Emily Allen, a rising senior at Campo Verde High School, and Melanie Furman, a recent graduate of Corona del Sol High School in Tempe, have taken advantage of the program.
Through the initiative, the students have had the opportunity to work at local Boys & Girls Clubs. They also recently returned from a weeklong leadership summit in Washington, D.C., where they interacted with other student leaders from across the country, met with their elected officials and participated in a service project at the American Red Cross.
“We recognize that building workforce skills early can help prepare a young person for long-term success,” Bank of America Arizona President Benito Almanza said in a release. “Investing in youth and young adults is part of our broader commitment to connect people to the training and jobs needed for success, ultimately strengthening our community.”
Students' volunteer work
Although both Gilbert students have experience doing volunteer and community work, they said they are appreciative of the opportunity to work a paying job through the program.
Allen began an environmental club at Campo Verde, where she ran a drive to raise money for wildlife preservation.
“It’s been a challenge,” she said. “But it’s really interesting to lead.”
She has also been involved in student council since her sophomore year, most recently serving as marketing director.

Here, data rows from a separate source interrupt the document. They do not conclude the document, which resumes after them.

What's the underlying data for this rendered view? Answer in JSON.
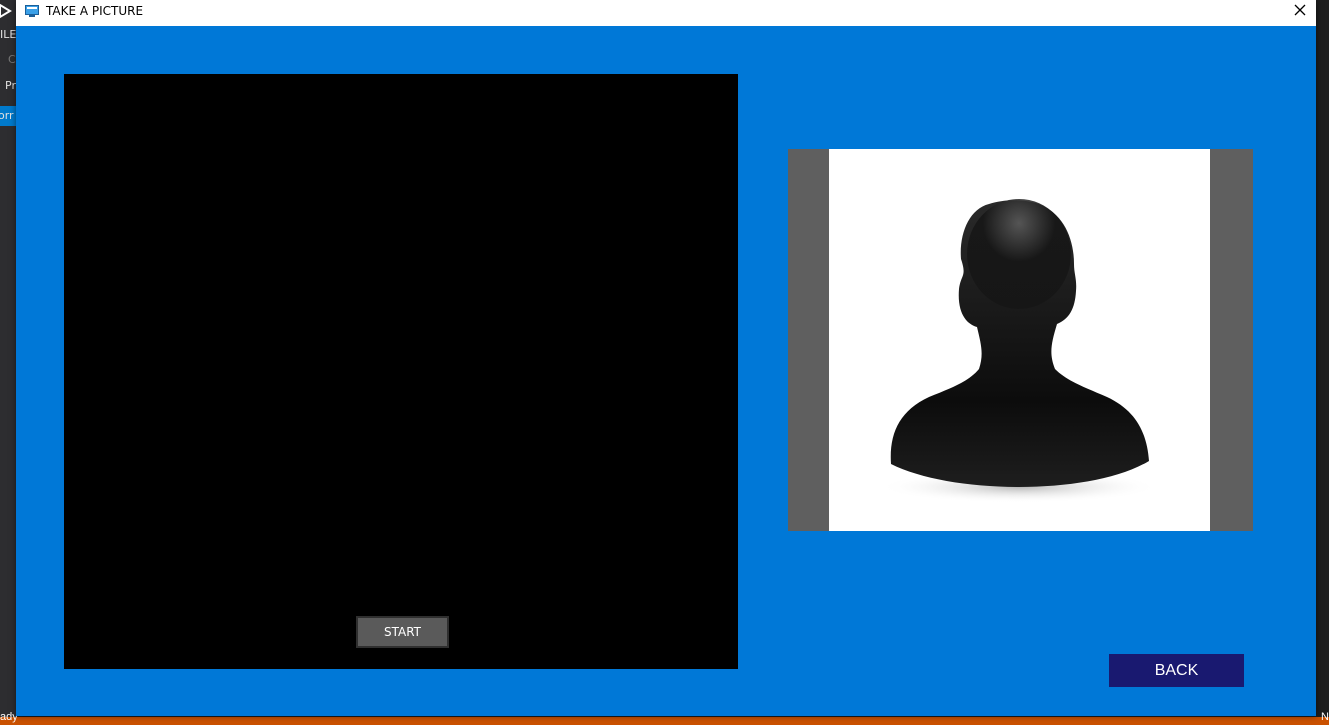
{
  "window": {
    "title": "TAKE A PICTURE",
    "close_icon": "close-icon",
    "background_color": "#0078d7"
  },
  "video": {
    "start_label": "START"
  },
  "picture": {
    "placeholder_icon": "person-silhouette-icon"
  },
  "actions": {
    "back_label": "BACK",
    "back_color": "#191970"
  },
  "background_ide": {
    "left_fragments": [
      "ILE",
      "C",
      "Pr",
      "orr"
    ],
    "bottom_left": "ady",
    "bottom_right": "N"
  }
}
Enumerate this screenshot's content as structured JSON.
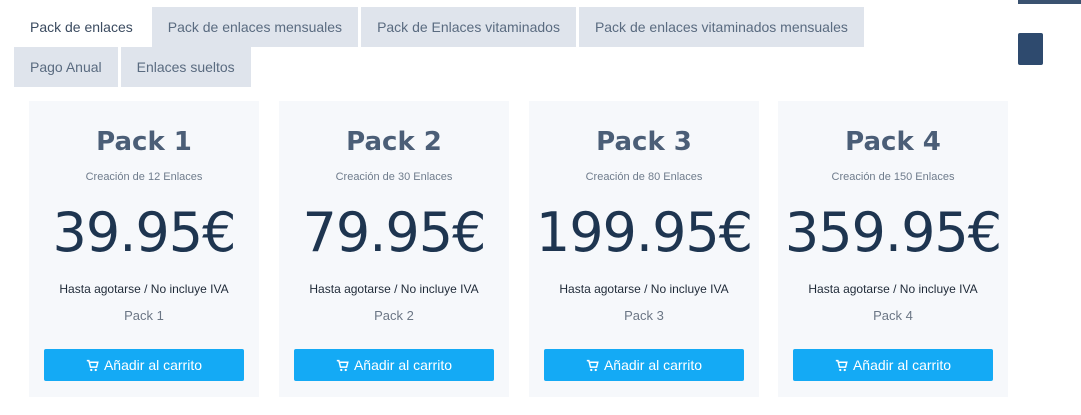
{
  "tabs": [
    {
      "label": "Pack de enlaces",
      "active": true
    },
    {
      "label": "Pack de enlaces mensuales",
      "active": false
    },
    {
      "label": "Pack de Enlaces vitaminados",
      "active": false
    },
    {
      "label": "Pack de enlaces vitaminados mensuales",
      "active": false
    },
    {
      "label": "Pago Anual",
      "active": false
    },
    {
      "label": "Enlaces sueltos",
      "active": false
    }
  ],
  "cards": [
    {
      "title": "Pack 1",
      "subtitle": "Creación de 12 Enlaces",
      "price": "39.95€",
      "note": "Hasta agotarse / No incluye IVA",
      "name": "Pack 1",
      "button": "Añadir al carrito"
    },
    {
      "title": "Pack 2",
      "subtitle": "Creación de 30 Enlaces",
      "price": "79.95€",
      "note": "Hasta agotarse / No incluye IVA",
      "name": "Pack 2",
      "button": "Añadir al carrito"
    },
    {
      "title": "Pack 3",
      "subtitle": "Creación de 80 Enlaces",
      "price": "199.95€",
      "note": "Hasta agotarse / No incluye IVA",
      "name": "Pack 3",
      "button": "Añadir al carrito"
    },
    {
      "title": "Pack 4",
      "subtitle": "Creación de 150 Enlaces",
      "price": "359.95€",
      "note": "Hasta agotarse / No incluye IVA",
      "name": "Pack 4",
      "button": "Añadir al carrito"
    }
  ],
  "icons": {
    "cart": "shopping-cart-icon"
  },
  "colors": {
    "button": "#14aaf5",
    "price": "#1e3550",
    "tab_inactive": "#dfe4ec",
    "card_bg": "#f6f8fb",
    "side_button": "#2e4a6e"
  }
}
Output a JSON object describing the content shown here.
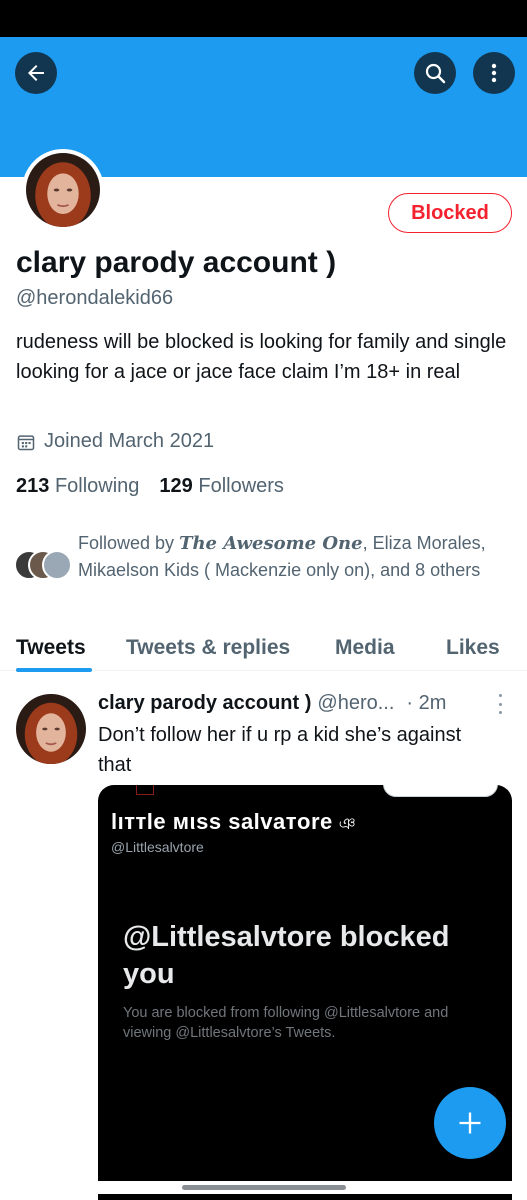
{
  "header": {
    "back_icon": "arrow-left-icon",
    "search_icon": "search-icon",
    "more_icon": "more-vertical-icon",
    "banner_color": "#1d9bf0"
  },
  "profile": {
    "action_button": "Blocked",
    "display_name": "clary parody account )",
    "handle": "@herondalekid66",
    "bio": "rudeness will be blocked is looking for family and single looking for a jace or jace face claim I’m 18+ in real",
    "joined": "Joined March 2021",
    "following_count": "213",
    "following_label": "Following",
    "followers_count": "129",
    "followers_label": "Followers",
    "followed_by_prefix": "Followed by ",
    "followed_by_name1": "The Awesome One",
    "followed_by_rest": ", Eliza Morales, Mikaelson Kids ( Mackenzie only on), and 8 others"
  },
  "tabs": [
    {
      "label": "Tweets",
      "active": true
    },
    {
      "label": "Tweets & replies",
      "active": false
    },
    {
      "label": "Media",
      "active": false
    },
    {
      "label": "Likes",
      "active": false
    }
  ],
  "tweet": {
    "name": "clary parody account )",
    "handle": "@hero...",
    "time": "· 2m",
    "text": "Don’t follow her if u rp a kid she’s against that",
    "media": {
      "name": "lıттle мιѕѕ ѕalvaтore",
      "name_icon": "ঞ",
      "handle": "@Littlesalvtore",
      "heading": "@Littlesalvtore blocked you",
      "subtext": "You are blocked from following @Littlesalvtore and viewing @Littlesalvtore’s Tweets."
    }
  },
  "fab": {
    "icon": "plus-icon"
  },
  "colors": {
    "accent": "#1d9bf0",
    "blocked_red": "#f4212e",
    "secondary_text": "#536471"
  }
}
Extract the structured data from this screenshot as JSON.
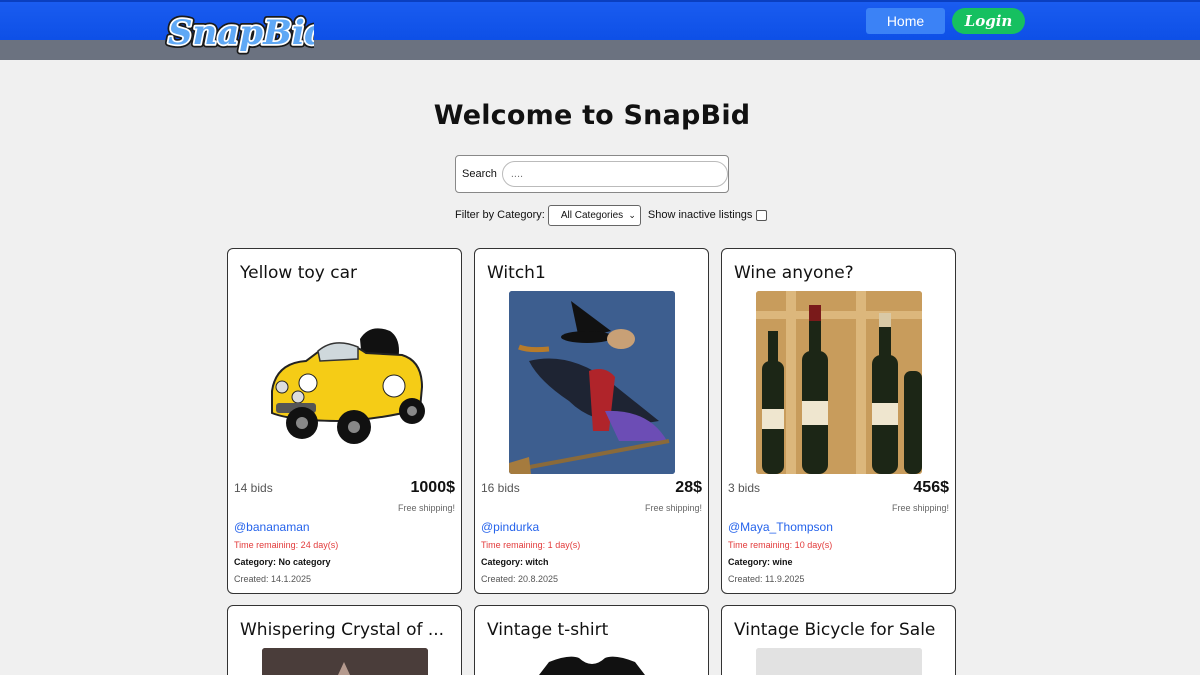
{
  "header": {
    "logo_text": "SnapBid",
    "nav": {
      "home": "Home",
      "login": "Login"
    }
  },
  "main": {
    "title": "Welcome to SnapBid",
    "search": {
      "label": "Search",
      "placeholder": "...."
    },
    "filter": {
      "label": "Filter by Category:",
      "selected": "All Categories",
      "inactive_label": "Show inactive listings",
      "inactive_checked": false
    }
  },
  "listings": [
    {
      "title": "Yellow toy car",
      "bids": "14 bids",
      "price": "1000$",
      "shipping": "Free shipping!",
      "seller": "@bananaman",
      "remaining": "Time remaining: 24 day(s)",
      "category_label": "Category:",
      "category": "No category",
      "created": "Created: 14.1.2025"
    },
    {
      "title": "Witch1",
      "bids": "16 bids",
      "price": "28$",
      "shipping": "Free shipping!",
      "seller": "@pindurka",
      "remaining": "Time remaining: 1 day(s)",
      "category_label": "Category:",
      "category": "witch",
      "created": "Created: 20.8.2025"
    },
    {
      "title": "Wine anyone?",
      "bids": "3 bids",
      "price": "456$",
      "shipping": "Free shipping!",
      "seller": "@Maya_Thompson",
      "remaining": "Time remaining: 10 day(s)",
      "category_label": "Category:",
      "category": "wine",
      "created": "Created: 11.9.2025"
    },
    {
      "title": "Whispering Crystal of ..."
    },
    {
      "title": "Vintage t-shirt"
    },
    {
      "title": "Vintage Bicycle for Sale"
    }
  ],
  "colors": {
    "header_blue": "#0d4fe6",
    "subbar_gray": "#6b7280",
    "login_green": "#16c060",
    "link_blue": "#2563eb",
    "warn_red": "#e23b3b"
  }
}
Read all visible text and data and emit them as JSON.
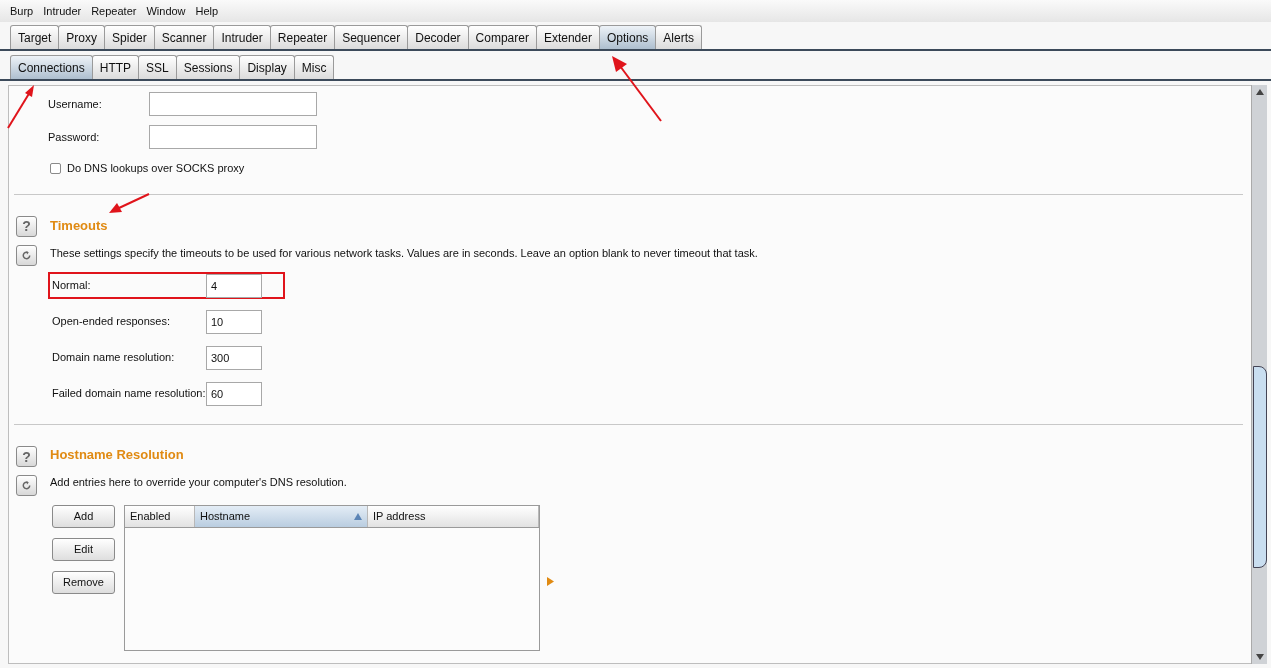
{
  "menu": [
    "Burp",
    "Intruder",
    "Repeater",
    "Window",
    "Help"
  ],
  "tabs": [
    {
      "label": "Target",
      "selected": false
    },
    {
      "label": "Proxy",
      "selected": false
    },
    {
      "label": "Spider",
      "selected": false
    },
    {
      "label": "Scanner",
      "selected": false
    },
    {
      "label": "Intruder",
      "selected": false
    },
    {
      "label": "Repeater",
      "selected": false
    },
    {
      "label": "Sequencer",
      "selected": false
    },
    {
      "label": "Decoder",
      "selected": false
    },
    {
      "label": "Comparer",
      "selected": false
    },
    {
      "label": "Extender",
      "selected": false
    },
    {
      "label": "Options",
      "selected": true
    },
    {
      "label": "Alerts",
      "selected": false
    }
  ],
  "subtabs": [
    {
      "label": "Connections",
      "selected": true
    },
    {
      "label": "HTTP",
      "selected": false
    },
    {
      "label": "SSL",
      "selected": false
    },
    {
      "label": "Sessions",
      "selected": false
    },
    {
      "label": "Display",
      "selected": false
    },
    {
      "label": "Misc",
      "selected": false
    }
  ],
  "proxy_auth": {
    "fields": [
      {
        "label": "Username:"
      },
      {
        "label": "Password:"
      }
    ],
    "checkbox": {
      "label": "Do DNS lookups over SOCKS proxy",
      "checked": false
    }
  },
  "timeouts": {
    "help_button": "?",
    "title": "Timeouts",
    "description": "These settings specify the timeouts to be used for various network tasks. Values are in seconds. Leave an option blank to never timeout that task.",
    "rows": [
      {
        "label": "Normal:",
        "value": "4",
        "highlighted": true
      },
      {
        "label": "Open-ended responses:",
        "value": "10",
        "highlighted": false
      },
      {
        "label": "Domain name resolution:",
        "value": "300",
        "highlighted": false
      },
      {
        "label": "Failed domain name resolution:",
        "value": "60",
        "highlighted": false
      }
    ]
  },
  "hostname_resolution": {
    "help_button": "?",
    "title": "Hostname Resolution",
    "description": "Add entries here to override your computer's DNS resolution.",
    "buttons": [
      "Add",
      "Edit",
      "Remove"
    ],
    "table": {
      "columns": [
        {
          "label": "Enabled",
          "sorted": false
        },
        {
          "label": "Hostname",
          "sorted": true
        },
        {
          "label": "IP address",
          "sorted": false
        }
      ]
    }
  }
}
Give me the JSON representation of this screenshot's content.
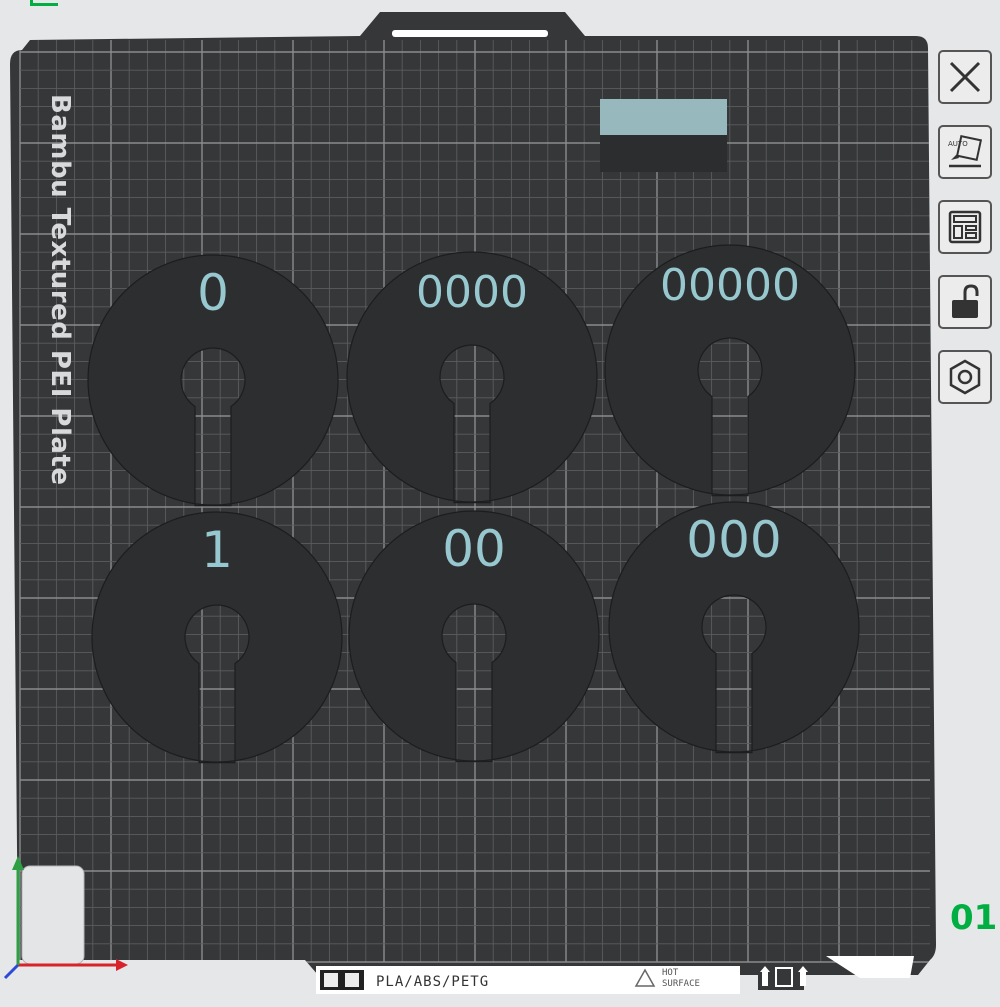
{
  "plate": {
    "name": "Bambu Textured PEI Plate",
    "filament_types": "PLA/ABS/PETG",
    "hot_surface_line1": "HOT",
    "hot_surface_line2": "SURFACE",
    "number": "01"
  },
  "parts": [
    {
      "label": "0"
    },
    {
      "label": "0000"
    },
    {
      "label": "00000"
    },
    {
      "label": "1"
    },
    {
      "label": "00"
    },
    {
      "label": "000"
    }
  ],
  "colors": {
    "bed": "#363738",
    "grid_minor": "#5a5c5e",
    "grid_major": "#8a8c8e",
    "part": "#2d2e2f",
    "label": "#97c7cf",
    "accent": "#00ae42"
  },
  "toolbar": [
    {
      "icon": "close-icon"
    },
    {
      "icon": "auto-orient-icon"
    },
    {
      "icon": "arrange-icon"
    },
    {
      "icon": "lock-icon"
    },
    {
      "icon": "settings-hex-icon"
    }
  ]
}
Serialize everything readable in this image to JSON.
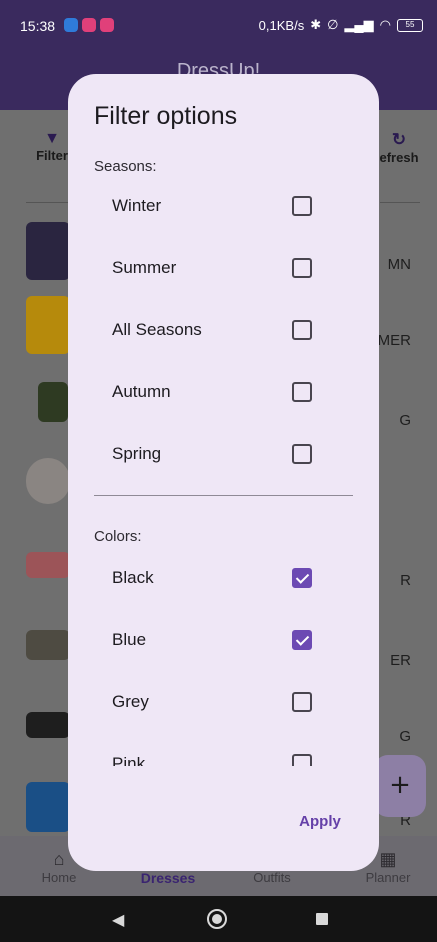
{
  "status_bar": {
    "time": "15:38",
    "network_speed": "0,1KB/s",
    "battery": "55"
  },
  "app_bar": {
    "title": "DressUp!"
  },
  "toolbar": {
    "filter_label": "Filter",
    "refresh_label": "efresh"
  },
  "background_list": {
    "labels": [
      "MN",
      "MER",
      "G",
      "R",
      "ER",
      "G",
      "R"
    ]
  },
  "fab": {
    "label": "+"
  },
  "bottom_nav": {
    "items": [
      {
        "label": "Home"
      },
      {
        "label": "Dresses"
      },
      {
        "label": "Outfits"
      },
      {
        "label": "Planner"
      }
    ]
  },
  "dialog": {
    "title": "Filter options",
    "seasons": {
      "label": "Seasons:",
      "options": [
        {
          "label": "Winter",
          "checked": false
        },
        {
          "label": "Summer",
          "checked": false
        },
        {
          "label": "All Seasons",
          "checked": false
        },
        {
          "label": "Autumn",
          "checked": false
        },
        {
          "label": "Spring",
          "checked": false
        }
      ]
    },
    "colors": {
      "label": "Colors:",
      "options": [
        {
          "label": "Black",
          "checked": true
        },
        {
          "label": "Blue",
          "checked": true
        },
        {
          "label": "Grey",
          "checked": false
        },
        {
          "label": "Pink",
          "checked": false
        }
      ]
    },
    "apply_label": "Apply"
  },
  "theme": {
    "accent": "#6c4ab3",
    "dialog_background": "#efe7f6",
    "app_bar": "#3a2a5e"
  }
}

Allen said she would like to go to a University of California school when she graduates, hopefully Berkeley or Los Angeles. She is interested in politics and marketing but said she is also passionate about education.
Furman started her own service project, Knot Just Blankets. She leads students in making blankets with positive notes to be delivered to intensive care patients at Phoenix Children’s Hospital. She said although the project was not her original idea, she has been attached to it for many years.
She also participated in the Arizona Governor’s Youth Commission, which brought together 50 high-achieving Arizona students and placed them in different committees to solve a problem. Furman worked on the distracted driving committee and helped create a digital toolbox for the issue during her senior year.
Furman will be attending the University of Arizona Honors College, majoring in public management and policy.
Both students said they have learned a lot through their experiences with the program.
“It’s one of a kind,” Allen said.
At the Boys & Girls Club, she helps run programs and teach students many areas, such as coding, physical education, art and the environment. Allen said the kids have changed her life.
“I’ve learned so much patience,” she said. “It shows you how important communication is.”
Furman has worked in many different positions at the Boys & Girls Club, as well, helping at the front desk and with different groups of children. Although she has enjoyed her time there, she said the D.C. summit was a more valuable experience.
“What stood out to me was the passion in the room and the amount of change that everyone wanted to make,” Furman said.